Last week I was acting as Roving Reporter for UKRecruiter, at the Innovation in Recruitment Summit 2013 at Canary Wharf, London. Here is his my event review..
Thirteen years ago I wrote a business plan, which included my predictions of how the recruitment industry would evolve, accompanied with the appropriate graphics to make it clear. However I got my projections entirely wrong. What I had predicted to become commonplace by the year 2003, is only just happening now, and certainly not industry-wide. It turns out that the wheels of progress turn much more slowly than I could have imagined. Mind you, in the 70’s they predicted we’d all have hovercars by now.
I recently attended the Innovation in Recruitment Summit in CanaryWharf (subtitled: Examining the latest strategies in RPO and digital recruiting), and saw that much of my old predictions had come of age at last. In contrast to a CIPD event I attended in July, the guests and speakers were predominantly in-house resourcing and recruiting managers rather than HR Generalists. This, of course, meant that they were almost entirely focused on recruitment for their organisations, and that many had themselves worked as commercial agency recruiters at some point in their careers. I may be biased (as an old-school recruiter myself) but I think this was evident by the purposeful, agile and innovative ways each were applying themselves to meeting the challenges of identifying and acquiring top talent in very competitive markets.
The first three speakers of the day, Jacques Bossoney of assessment and retention specialists, Kenexa,Greg Allen of Lloyd’s Register, and Tony Mancino of Autodesk, all explained how the imaginative and inventive use of technology was key to the strategies they use and recommend. What was also clear, was that their use of technology meant that there was far less reliance on the interview as the primary consideration in hiring someone. If you think of the recruitment process as an iceberg, the interview would be the tip, the only visible part to the candidate. However the attraction, assessment and selection processes have meant that in large part the interview is less important than it was. Whilst not quite a formality, the decision to hire could be made just as accurately without it. This was further reinforced byNigel Toon and Gareth Evans of Allied Bakeries, who have the enormous responsibility of continually recruiting very large numbers of staff in the £12k to £35k salary band throughout the whole of the UK. In order to drive wholesale, and quite dramatic change in their processes, they deliberately cut in half their recruitment budget. This brought innovation to the fore, and the processes are now robust enough to give local line-managers what they call “Licence to Hire”.

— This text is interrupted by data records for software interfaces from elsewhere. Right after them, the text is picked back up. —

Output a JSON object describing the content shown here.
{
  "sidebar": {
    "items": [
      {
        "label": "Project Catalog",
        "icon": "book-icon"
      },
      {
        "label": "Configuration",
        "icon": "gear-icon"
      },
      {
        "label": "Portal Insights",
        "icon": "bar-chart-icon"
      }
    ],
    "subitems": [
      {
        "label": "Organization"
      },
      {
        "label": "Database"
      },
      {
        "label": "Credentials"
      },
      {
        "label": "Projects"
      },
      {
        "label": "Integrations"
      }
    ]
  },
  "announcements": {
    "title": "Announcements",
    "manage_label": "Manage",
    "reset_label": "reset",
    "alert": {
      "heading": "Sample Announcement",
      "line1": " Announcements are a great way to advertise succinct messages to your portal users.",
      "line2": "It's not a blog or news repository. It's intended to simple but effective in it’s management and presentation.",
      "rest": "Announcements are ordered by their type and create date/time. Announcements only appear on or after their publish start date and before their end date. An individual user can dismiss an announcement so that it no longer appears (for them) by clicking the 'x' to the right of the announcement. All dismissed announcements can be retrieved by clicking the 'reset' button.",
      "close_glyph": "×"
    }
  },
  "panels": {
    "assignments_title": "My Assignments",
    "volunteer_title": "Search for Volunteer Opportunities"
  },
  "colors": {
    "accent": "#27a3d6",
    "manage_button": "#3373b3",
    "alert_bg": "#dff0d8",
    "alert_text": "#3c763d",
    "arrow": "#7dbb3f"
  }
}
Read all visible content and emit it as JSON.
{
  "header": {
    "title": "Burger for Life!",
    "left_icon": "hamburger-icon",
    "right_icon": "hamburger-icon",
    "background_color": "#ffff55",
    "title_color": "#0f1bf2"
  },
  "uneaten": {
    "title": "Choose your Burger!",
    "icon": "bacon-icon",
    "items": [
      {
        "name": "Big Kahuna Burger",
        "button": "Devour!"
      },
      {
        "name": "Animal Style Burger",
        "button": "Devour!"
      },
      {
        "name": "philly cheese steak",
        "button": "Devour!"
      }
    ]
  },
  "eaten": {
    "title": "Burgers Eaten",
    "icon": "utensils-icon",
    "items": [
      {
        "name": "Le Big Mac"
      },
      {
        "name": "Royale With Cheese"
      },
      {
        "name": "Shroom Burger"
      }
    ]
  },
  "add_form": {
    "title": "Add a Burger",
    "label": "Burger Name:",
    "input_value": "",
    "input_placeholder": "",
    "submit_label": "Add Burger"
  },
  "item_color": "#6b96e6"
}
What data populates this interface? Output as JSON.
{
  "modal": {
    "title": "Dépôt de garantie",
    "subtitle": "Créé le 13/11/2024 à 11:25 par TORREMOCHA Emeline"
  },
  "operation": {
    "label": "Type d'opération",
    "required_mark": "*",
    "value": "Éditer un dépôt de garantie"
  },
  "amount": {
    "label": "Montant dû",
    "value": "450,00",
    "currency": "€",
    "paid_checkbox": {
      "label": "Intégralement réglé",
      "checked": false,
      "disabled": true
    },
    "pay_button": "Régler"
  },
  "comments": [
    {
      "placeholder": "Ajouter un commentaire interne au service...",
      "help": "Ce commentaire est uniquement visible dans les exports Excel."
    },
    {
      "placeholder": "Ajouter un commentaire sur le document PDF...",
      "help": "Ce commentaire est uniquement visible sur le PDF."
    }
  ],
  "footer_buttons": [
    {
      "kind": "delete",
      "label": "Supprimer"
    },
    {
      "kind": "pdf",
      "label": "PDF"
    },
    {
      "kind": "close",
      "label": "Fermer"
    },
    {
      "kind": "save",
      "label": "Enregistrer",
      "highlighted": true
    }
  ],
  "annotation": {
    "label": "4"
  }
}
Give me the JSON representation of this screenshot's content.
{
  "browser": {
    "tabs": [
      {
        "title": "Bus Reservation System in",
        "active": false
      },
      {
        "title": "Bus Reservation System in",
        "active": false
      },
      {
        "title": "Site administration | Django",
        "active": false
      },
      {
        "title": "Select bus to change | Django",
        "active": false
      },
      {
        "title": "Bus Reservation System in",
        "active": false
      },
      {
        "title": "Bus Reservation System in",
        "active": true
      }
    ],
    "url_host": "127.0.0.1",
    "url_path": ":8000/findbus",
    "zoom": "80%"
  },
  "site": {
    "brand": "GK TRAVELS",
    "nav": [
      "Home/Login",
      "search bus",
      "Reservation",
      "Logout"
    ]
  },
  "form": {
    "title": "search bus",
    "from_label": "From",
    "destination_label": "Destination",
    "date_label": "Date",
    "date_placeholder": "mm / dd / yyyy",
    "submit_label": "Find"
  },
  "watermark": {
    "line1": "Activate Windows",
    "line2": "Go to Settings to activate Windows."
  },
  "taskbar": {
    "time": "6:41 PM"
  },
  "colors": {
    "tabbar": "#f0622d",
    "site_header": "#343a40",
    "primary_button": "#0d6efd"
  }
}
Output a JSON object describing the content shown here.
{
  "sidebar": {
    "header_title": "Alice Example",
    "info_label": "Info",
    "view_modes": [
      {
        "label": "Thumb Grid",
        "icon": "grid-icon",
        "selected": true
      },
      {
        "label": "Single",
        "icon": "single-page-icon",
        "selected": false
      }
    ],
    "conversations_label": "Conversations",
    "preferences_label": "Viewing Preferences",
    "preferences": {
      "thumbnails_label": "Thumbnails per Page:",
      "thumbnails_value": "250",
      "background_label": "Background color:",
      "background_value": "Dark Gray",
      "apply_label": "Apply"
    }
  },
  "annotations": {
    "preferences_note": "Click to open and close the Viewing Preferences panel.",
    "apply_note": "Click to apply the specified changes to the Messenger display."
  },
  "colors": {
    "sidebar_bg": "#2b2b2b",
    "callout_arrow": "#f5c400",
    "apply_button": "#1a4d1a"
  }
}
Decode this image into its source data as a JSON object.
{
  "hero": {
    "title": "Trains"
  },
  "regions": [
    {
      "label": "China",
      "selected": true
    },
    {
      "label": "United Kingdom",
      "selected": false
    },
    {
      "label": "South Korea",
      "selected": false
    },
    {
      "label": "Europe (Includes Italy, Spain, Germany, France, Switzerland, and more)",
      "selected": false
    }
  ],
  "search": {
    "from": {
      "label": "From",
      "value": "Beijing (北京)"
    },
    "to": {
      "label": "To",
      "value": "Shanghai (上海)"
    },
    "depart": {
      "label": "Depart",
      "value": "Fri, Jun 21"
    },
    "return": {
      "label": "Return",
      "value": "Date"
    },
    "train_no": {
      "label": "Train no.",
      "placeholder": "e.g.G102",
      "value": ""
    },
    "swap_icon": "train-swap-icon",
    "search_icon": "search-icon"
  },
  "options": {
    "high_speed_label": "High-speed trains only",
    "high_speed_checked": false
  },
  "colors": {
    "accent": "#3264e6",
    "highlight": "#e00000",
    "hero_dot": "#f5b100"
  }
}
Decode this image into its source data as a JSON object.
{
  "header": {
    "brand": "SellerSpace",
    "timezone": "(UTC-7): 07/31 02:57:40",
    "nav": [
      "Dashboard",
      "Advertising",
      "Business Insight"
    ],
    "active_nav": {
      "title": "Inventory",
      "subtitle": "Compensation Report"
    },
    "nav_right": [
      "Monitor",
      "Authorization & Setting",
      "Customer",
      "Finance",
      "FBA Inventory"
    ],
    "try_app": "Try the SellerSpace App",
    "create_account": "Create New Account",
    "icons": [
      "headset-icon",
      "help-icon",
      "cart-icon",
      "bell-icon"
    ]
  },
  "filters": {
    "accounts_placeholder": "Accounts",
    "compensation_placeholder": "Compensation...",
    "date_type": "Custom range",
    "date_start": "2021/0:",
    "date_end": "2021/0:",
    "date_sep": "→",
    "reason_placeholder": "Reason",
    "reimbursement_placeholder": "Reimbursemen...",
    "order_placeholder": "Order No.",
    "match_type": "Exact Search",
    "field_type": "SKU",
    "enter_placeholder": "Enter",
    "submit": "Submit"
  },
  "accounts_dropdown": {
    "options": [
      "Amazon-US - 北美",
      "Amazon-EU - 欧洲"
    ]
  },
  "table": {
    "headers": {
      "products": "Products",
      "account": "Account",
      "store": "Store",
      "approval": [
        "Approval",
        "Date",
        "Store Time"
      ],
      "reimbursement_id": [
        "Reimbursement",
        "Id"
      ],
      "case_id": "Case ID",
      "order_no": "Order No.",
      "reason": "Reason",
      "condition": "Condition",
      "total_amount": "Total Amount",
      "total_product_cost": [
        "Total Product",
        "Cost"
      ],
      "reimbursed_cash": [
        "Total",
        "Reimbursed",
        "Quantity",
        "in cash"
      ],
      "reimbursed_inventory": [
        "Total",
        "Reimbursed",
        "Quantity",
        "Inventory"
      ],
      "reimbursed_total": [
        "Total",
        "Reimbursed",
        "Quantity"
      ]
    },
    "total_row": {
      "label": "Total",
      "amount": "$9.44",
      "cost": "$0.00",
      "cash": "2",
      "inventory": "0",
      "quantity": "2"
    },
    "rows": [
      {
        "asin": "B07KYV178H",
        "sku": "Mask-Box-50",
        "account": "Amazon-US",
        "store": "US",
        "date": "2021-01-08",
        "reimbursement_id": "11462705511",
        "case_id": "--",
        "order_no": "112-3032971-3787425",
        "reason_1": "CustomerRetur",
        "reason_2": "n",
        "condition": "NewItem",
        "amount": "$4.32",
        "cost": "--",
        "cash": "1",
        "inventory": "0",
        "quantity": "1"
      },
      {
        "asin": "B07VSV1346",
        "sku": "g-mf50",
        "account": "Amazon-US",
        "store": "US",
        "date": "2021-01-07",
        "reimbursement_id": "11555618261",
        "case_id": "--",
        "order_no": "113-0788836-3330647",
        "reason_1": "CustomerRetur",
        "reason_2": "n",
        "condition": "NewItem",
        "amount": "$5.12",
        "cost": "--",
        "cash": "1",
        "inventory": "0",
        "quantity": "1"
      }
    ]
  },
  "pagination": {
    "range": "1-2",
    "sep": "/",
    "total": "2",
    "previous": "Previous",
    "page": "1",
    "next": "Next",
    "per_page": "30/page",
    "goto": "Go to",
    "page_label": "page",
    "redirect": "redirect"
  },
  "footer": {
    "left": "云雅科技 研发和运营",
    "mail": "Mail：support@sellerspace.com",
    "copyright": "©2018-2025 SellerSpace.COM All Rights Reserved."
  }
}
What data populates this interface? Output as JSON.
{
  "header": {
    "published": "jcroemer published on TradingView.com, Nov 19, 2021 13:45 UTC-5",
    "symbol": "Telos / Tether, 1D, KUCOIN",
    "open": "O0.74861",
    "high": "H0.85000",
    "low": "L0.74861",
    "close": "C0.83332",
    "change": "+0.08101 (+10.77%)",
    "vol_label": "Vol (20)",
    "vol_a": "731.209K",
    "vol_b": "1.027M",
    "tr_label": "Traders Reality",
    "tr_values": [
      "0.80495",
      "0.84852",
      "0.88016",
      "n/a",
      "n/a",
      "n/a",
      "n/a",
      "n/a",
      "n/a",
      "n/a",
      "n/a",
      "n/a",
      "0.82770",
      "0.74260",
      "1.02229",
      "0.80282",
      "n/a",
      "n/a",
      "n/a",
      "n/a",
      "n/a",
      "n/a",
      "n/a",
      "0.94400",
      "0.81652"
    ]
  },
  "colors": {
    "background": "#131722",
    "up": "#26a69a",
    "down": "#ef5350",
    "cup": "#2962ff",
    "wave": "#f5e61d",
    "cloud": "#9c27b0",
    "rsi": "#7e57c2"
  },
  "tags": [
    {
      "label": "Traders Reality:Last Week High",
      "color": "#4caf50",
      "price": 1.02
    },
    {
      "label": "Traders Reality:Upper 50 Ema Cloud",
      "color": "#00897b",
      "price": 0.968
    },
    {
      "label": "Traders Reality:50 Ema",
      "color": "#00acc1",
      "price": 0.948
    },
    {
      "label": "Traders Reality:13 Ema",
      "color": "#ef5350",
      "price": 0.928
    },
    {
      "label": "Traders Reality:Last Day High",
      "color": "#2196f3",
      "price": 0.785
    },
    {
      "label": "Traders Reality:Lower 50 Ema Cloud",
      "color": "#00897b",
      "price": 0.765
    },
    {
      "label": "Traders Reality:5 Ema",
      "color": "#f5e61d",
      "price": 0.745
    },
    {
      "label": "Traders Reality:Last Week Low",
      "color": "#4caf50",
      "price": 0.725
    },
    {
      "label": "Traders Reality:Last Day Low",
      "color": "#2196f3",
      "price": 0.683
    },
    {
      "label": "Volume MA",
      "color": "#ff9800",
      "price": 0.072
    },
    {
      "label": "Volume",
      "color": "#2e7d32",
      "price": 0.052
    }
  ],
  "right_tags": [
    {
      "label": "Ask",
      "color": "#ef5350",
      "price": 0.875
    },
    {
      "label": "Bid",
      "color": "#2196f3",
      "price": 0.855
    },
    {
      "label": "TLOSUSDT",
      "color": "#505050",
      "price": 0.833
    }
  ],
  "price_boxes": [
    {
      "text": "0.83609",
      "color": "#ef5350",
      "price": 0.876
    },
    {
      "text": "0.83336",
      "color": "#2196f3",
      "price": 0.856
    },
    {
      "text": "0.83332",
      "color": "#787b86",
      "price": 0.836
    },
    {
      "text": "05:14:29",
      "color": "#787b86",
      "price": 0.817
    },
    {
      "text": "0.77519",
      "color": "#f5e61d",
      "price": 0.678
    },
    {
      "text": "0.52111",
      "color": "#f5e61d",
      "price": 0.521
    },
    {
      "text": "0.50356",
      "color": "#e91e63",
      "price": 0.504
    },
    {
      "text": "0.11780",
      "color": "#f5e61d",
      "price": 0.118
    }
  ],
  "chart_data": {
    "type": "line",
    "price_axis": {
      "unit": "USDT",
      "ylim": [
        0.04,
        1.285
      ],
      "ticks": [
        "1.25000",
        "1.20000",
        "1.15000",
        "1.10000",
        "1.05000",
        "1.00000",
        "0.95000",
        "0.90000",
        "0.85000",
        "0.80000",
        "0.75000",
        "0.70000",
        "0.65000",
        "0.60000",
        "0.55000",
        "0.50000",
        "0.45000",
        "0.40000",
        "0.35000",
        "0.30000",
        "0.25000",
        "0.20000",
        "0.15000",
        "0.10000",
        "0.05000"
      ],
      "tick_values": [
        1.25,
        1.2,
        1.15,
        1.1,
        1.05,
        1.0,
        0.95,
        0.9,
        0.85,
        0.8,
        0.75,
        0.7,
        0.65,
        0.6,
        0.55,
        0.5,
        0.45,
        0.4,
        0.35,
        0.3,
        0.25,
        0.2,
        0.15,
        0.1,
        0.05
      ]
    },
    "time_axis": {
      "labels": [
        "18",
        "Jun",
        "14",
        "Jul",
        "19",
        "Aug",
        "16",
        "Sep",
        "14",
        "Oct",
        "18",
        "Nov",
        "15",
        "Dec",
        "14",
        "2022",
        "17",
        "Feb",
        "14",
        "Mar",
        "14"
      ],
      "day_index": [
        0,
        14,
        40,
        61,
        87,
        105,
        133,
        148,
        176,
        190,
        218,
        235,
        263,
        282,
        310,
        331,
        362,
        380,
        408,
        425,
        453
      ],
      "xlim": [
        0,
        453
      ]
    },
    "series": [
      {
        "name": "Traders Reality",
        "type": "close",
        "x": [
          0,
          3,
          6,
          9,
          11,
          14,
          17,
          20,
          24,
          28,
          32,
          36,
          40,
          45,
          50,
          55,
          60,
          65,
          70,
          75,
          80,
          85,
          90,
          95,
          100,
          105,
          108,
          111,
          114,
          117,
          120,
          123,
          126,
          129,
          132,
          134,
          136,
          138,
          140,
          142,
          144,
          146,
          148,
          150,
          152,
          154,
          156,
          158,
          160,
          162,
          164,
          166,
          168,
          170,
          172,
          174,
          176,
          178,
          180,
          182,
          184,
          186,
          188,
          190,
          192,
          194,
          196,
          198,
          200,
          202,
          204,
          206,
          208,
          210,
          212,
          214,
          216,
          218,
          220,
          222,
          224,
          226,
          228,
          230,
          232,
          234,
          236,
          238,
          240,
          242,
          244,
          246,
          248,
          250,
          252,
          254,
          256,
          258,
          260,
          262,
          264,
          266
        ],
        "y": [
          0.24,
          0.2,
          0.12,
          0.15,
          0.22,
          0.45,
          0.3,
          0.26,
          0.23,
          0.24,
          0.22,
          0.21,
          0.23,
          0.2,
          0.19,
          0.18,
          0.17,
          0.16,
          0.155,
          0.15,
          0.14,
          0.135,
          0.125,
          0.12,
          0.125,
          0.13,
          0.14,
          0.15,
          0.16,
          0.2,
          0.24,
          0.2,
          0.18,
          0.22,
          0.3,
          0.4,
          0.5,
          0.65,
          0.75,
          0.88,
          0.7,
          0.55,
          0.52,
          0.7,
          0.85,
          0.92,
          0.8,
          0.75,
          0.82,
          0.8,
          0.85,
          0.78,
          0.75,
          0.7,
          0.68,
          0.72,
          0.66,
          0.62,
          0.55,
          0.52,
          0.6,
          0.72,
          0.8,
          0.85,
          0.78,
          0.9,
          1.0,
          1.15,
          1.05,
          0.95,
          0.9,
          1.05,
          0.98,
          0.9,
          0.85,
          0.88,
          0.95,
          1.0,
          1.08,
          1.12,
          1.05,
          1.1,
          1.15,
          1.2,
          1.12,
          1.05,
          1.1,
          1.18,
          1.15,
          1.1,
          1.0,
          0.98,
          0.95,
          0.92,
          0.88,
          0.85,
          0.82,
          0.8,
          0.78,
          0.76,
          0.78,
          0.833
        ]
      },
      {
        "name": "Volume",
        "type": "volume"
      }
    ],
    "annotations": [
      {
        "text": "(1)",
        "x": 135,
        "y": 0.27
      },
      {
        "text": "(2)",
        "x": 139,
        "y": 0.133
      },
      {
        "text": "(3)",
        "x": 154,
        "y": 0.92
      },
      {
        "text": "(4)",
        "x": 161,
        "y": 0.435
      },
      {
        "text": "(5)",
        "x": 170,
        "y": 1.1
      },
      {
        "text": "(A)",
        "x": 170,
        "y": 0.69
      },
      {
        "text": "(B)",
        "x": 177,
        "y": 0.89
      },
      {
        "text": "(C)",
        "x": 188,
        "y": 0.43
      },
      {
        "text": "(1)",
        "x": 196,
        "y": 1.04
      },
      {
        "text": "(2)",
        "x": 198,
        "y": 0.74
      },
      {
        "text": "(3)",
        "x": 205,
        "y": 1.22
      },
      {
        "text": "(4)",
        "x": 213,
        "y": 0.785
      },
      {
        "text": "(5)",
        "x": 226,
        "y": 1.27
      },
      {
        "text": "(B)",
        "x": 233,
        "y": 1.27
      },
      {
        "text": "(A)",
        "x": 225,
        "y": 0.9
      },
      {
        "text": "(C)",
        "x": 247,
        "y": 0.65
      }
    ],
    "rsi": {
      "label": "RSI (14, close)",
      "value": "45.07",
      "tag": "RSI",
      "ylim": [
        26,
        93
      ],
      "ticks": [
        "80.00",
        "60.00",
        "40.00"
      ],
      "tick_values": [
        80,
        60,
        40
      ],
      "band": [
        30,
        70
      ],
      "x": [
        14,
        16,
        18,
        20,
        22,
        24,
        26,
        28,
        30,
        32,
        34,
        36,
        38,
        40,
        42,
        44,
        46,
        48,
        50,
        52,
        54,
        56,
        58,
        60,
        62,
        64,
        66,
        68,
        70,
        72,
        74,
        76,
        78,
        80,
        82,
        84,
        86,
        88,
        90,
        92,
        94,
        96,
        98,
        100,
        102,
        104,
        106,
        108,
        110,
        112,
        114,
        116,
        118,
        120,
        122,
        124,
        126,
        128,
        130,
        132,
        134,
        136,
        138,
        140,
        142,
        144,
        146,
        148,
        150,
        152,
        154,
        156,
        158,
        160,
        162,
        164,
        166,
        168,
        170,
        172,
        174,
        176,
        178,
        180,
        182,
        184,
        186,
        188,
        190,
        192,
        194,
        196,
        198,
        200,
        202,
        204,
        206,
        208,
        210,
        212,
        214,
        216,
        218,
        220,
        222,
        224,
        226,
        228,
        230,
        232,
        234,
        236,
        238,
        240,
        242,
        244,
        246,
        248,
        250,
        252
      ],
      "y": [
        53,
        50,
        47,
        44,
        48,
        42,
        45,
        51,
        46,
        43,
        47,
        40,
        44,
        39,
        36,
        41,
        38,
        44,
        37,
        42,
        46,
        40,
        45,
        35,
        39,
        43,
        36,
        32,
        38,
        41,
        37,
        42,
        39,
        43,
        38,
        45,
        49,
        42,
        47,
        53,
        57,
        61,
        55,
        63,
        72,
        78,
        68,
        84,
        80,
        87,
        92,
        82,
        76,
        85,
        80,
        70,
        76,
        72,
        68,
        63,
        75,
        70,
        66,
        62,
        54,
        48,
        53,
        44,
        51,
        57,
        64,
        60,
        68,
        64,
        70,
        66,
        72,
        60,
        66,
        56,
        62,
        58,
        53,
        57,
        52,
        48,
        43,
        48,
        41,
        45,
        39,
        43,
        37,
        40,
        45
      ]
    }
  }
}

Andrew Wilson, Head of Resourcing and Workforce Planning for Visa Europe (and Ken Bruce sound-a-like), favoured a less dramatic path, explaining how aggregating a large number of marginal gains in his recruitment processes has led to big changes overall. Or, as they say in Scotland, “Mony a meikle, maks a muckle”. Processes favoured by all employers present included Candidate Self-Selection, where greater knowledge of the employer, the culture and the job goes a long way to dissuading inappropriate candidates, and leads to a consequently higher application to hire ratio. Additionally, the provision of a recruitment process guide for candidates really helps to manage expectations, and maintain quality standards.
One very interesting presentation by Chris Taylor of SABMiller, the world’s largest brewer, veered into the subject of in-house recruiters themselves of coming, as they tend to, from commercial recruitment agencies. Given that the recruitment function falls under more formal Human Resources departments, there appears to be a glass ceiling on career development for such recruiters, who are less likely to have HR generalist training or CIPD membership.
Thankfully, the technology and maturity of the marketplace has made this much more viable than ever before. The Innovation in Recruitment Summit demonstrated that many leading, heavyweight employers are making their way down this path, and reaping the rewards as a result. Overall, this was an excellent; very much an eye-opener for me, and very revealing about current and live case-studies of successful recruitment innovation.
Getting back to that old business plan. I predicted that employers would wake up and start to take more control of ongoing recruitment back from the agencies they had been paying large fees to. Fearful of losing that expertise and intimate market knowledge, they would instead contract with a selected agency to be a formal recruitment partner, and work exclusively under the employer’s brand. The agency’s brand would be irrelevant, and all applicants would be collected and managed in a “talent pool” purely for the use of the employer, and not added to the agencies database. As the employer’s partner, the agency would then be free to advertise “as” the employer brand, and have responsibility for managing all applications from all sources, and be integrated with future resourcing plans. .